Efficiency Planning and Use of 3D Imagery

Google Earth is the most photorealistic, digital version of Earth which is created by first taking several overlapping 3D pictures of a street view which are then put together using photogrammetry. Google Earth’s 3D imagery gives users the ability to zoom in on a location in the street view. This technology is valuable in the planning stage, as it can be leveraged in planning the entry and exit routes for transporting supplies to an access point. Using 3D imagery, CoreLogic can essentially help examine and plan site logistics without needing to be physically present at the location. Ultimately, this tool will help to drastically reduce the time it takes to execute services and aid at a given location.

Emergency Alerts, Relief & Recovery:

Using CoreLogic’s location accuracy tools in conjunction with weather verification services, we can determine the exact location and the severity of the impact. CoreLogic’s tornado verification model combines radar data and public/social media reports to produce an actual tornado path with 250-meter resolution and neighborhood-level details, across most of the country. This will enable us to accurately send alerts to specific geographic regions via cellular carriers that broadcast messages to smartphones. These alerts will warn people of an approaching hurricane or tornado and help save lives and property.

How quickly can communities recover from disaster? How do local businesses begin the process of rebuilding? The answer depends on how streamlined post-disaster support is.

Technology can drive faster and efficient ways of providing aid and support to impacted populations, following a natural catastrophe. For instance, the Federal Emergency Management Agency (FEMA) provides an app and text message support for individuals in distress. And while citizens can obtain information on how to locate the nearest shelter or Disaster Recovery Center, many individuals and small businesses are not aware of, or do not take advantage of, these services. By proactively sending critical information to smartphones based on the user’s proximity to a disaster, CoreLogic can help alleviate some of the panic within communities.

CoreLogic’s Hazard simulations models, such as “Tornado Path Map”, not only helps better alerting to the impacted communities but also provide vital insights in to executing the relief efforts.
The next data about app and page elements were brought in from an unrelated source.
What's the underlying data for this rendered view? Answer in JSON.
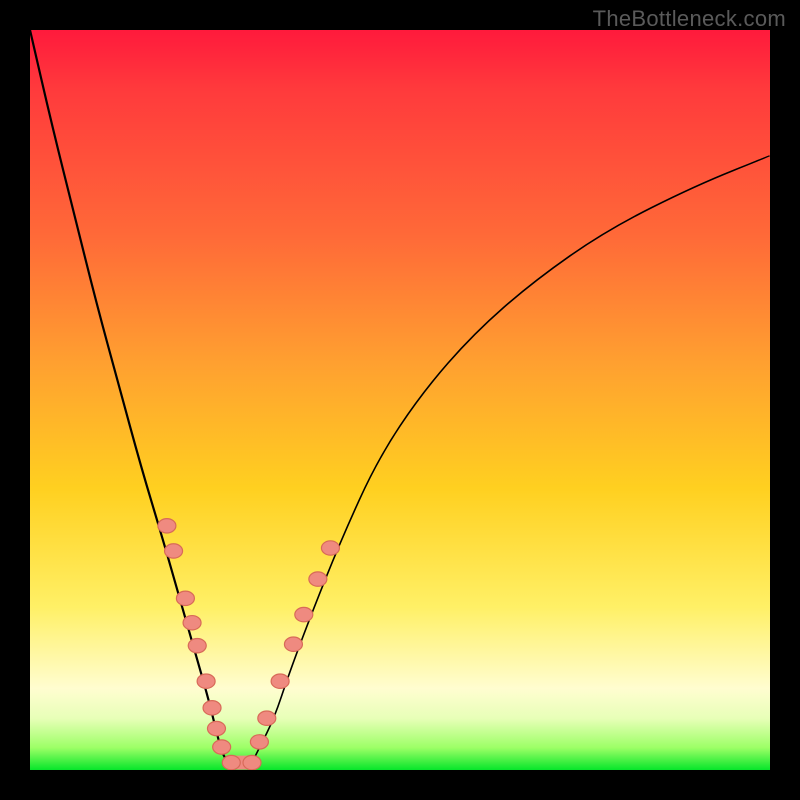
{
  "watermark": "TheBottleneck.com",
  "chart_data": {
    "type": "line",
    "title": "",
    "xlabel": "",
    "ylabel": "",
    "xlim": [
      0,
      100
    ],
    "ylim": [
      0,
      100
    ],
    "grid": false,
    "legend": false,
    "annotations": [],
    "series": [
      {
        "name": "left-branch",
        "x": [
          0,
          3,
          6,
          9,
          12,
          15,
          18,
          20,
          22,
          24,
          25,
          26,
          27
        ],
        "y": [
          100,
          87,
          75,
          63,
          52,
          41,
          31,
          24,
          17,
          10,
          6,
          2,
          1
        ]
      },
      {
        "name": "right-branch",
        "x": [
          30,
          31,
          33,
          35,
          38,
          42,
          47,
          53,
          60,
          68,
          78,
          90,
          100
        ],
        "y": [
          1,
          3,
          7,
          13,
          21,
          31,
          42,
          51,
          59,
          66,
          73,
          79,
          83
        ]
      }
    ],
    "markers": {
      "name": "beads",
      "points": [
        {
          "x": 18.5,
          "y": 33.0
        },
        {
          "x": 19.4,
          "y": 29.6
        },
        {
          "x": 21.0,
          "y": 23.2
        },
        {
          "x": 21.9,
          "y": 19.9
        },
        {
          "x": 22.6,
          "y": 16.8
        },
        {
          "x": 23.8,
          "y": 12.0
        },
        {
          "x": 24.6,
          "y": 8.4
        },
        {
          "x": 25.2,
          "y": 5.6
        },
        {
          "x": 25.9,
          "y": 3.1
        },
        {
          "x": 27.2,
          "y": 1.0
        },
        {
          "x": 30.0,
          "y": 1.0
        },
        {
          "x": 31.0,
          "y": 3.8
        },
        {
          "x": 32.0,
          "y": 7.0
        },
        {
          "x": 33.8,
          "y": 12.0
        },
        {
          "x": 35.6,
          "y": 17.0
        },
        {
          "x": 37.0,
          "y": 21.0
        },
        {
          "x": 38.9,
          "y": 25.8
        },
        {
          "x": 40.6,
          "y": 30.0
        }
      ],
      "bridge": {
        "x1": 27.2,
        "x2": 30.0,
        "y": 1.0
      }
    }
  }
}
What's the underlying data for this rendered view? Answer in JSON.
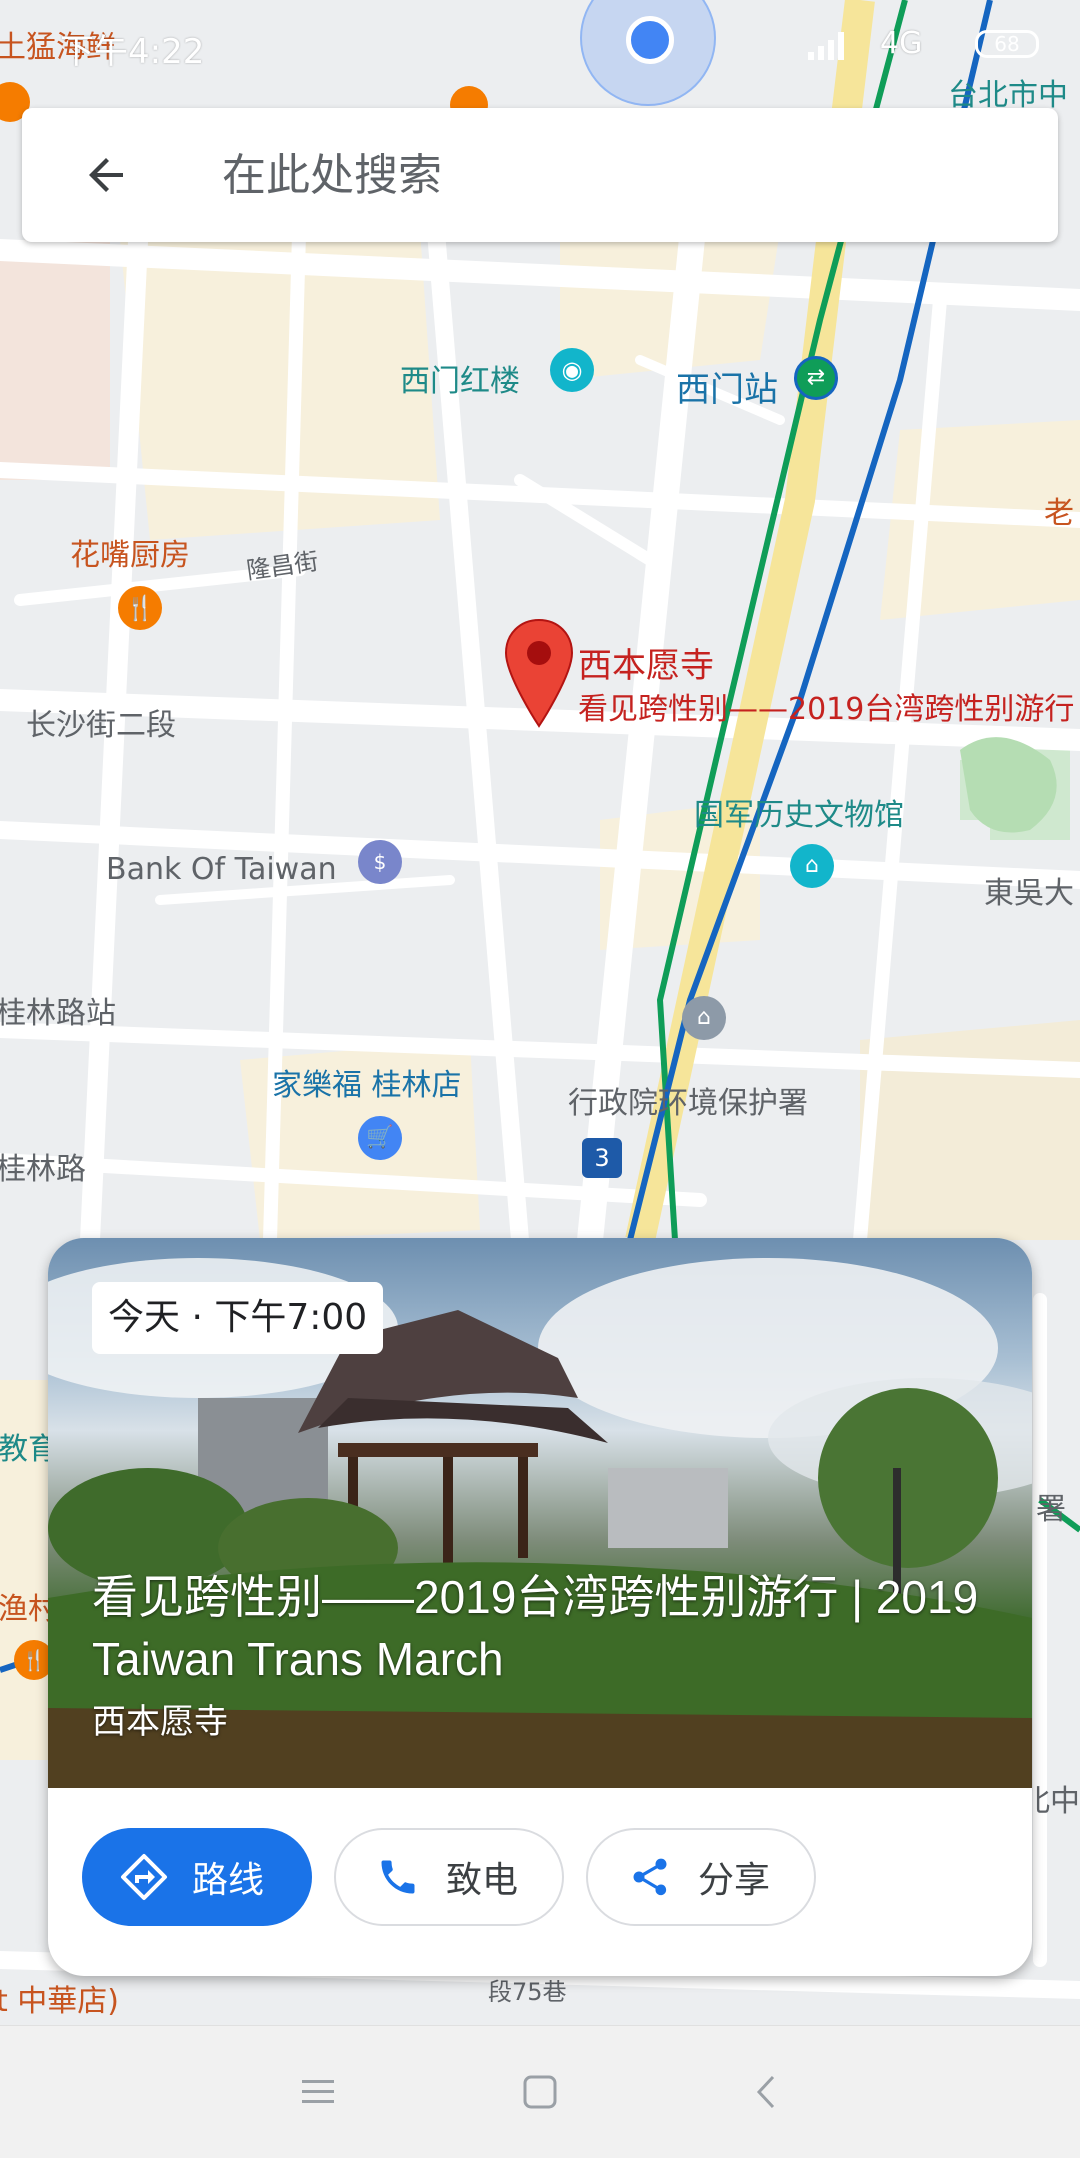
{
  "status_bar": {
    "time": "下午4:22",
    "network": "4G",
    "battery": "68"
  },
  "search": {
    "placeholder": "在此处搜索"
  },
  "map": {
    "labels": {
      "top_left_restaurant": "土猛海鲜",
      "top_right_district": "台北市中",
      "ximen_red_house": "西门红楼",
      "ximen_station": "西门站",
      "huazui_kitchen": "花嘴厨房",
      "longchang_street": "隆昌街",
      "changsha_street": "长沙街二段",
      "bank_of_taiwan": "Bank Of Taiwan",
      "guilin_road_stop": "桂林路站",
      "carrefour": "家樂福 桂林店",
      "guilin_road": "桂林路",
      "museum": "国军历史文物馆",
      "epa": "行政院环境保护署",
      "dongwu": "東吳大",
      "lao": "老",
      "education": "教育",
      "village": "渔村",
      "shu": "署",
      "zhonghua_store": "t 中華店)",
      "lane75": "段75巷",
      "right_zhong": "北中",
      "road_badge": "3"
    },
    "pin": {
      "name": "西本愿寺",
      "event": "看见跨性别——2019台湾跨性别游行"
    }
  },
  "place_card": {
    "time_badge": "今天 · 下午7:00",
    "title": "看见跨性别——2019台湾跨性别游行 | 2019 Taiwan Trans March",
    "subtitle": "西本愿寺",
    "actions": {
      "directions": "路线",
      "call": "致电",
      "share": "分享"
    }
  },
  "colors": {
    "accent": "#1a73e8",
    "pin": "#ea4335",
    "mrt_green": "#0f9d58",
    "mrt_blue": "#1565c0"
  }
}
The “Damage model” within our weather verification services can assess the extent of property damages, which is critical in processing insurance claims faster and fairer. Overall, the CoreLogic’s simulations will provide the critical data, assessments, predictions and visualizations, required to help these communities bounce back.

Voice Technology

In disaster-affected areas, leveraging voice assistant apps or devices such as Amazon’s Alexa, Apple’s Siri or Google Voice will drive higher reach. These tools are location aware and can provide accurate details regarding the path to recovery. For example, when asked, “Where is the nearest shelter?” these voice-enabled devices can provide more information about the services each shelter offers and navigate individuals to the nearest location. Additionally, these resources can guide individuals through the process of obtaining and filling out an application to procure help from FEMA for recovering valuables that were lost in the disaster, or for re-establishing a small business that incurred loss or damage. By providing data and software services such as Alexa skills (which can be enabled on voice assistant apps), CoreLogic can now effectively reduce the time to process insurance claims, and effectively guide the impacted populations towards a faster recovery.

Data, The Key to Planning & Disaster Resilience The data and tools that CoreLogic possesses would be an invaluable resource in estimating the time and cost of setting up access points to plan and distribute relief in the minimal amount of time. The company can act as a major contributor in creating a resilience plan that every region across the United States could use. As we continue to navigate through difficult natural hazards—including a global pandemic—creating a tool like this is becoming, more and more vital in helping communities rebuild.

Prashanthi Anumala

Prashanthi Anumala
Sr. Professional, Software Engineer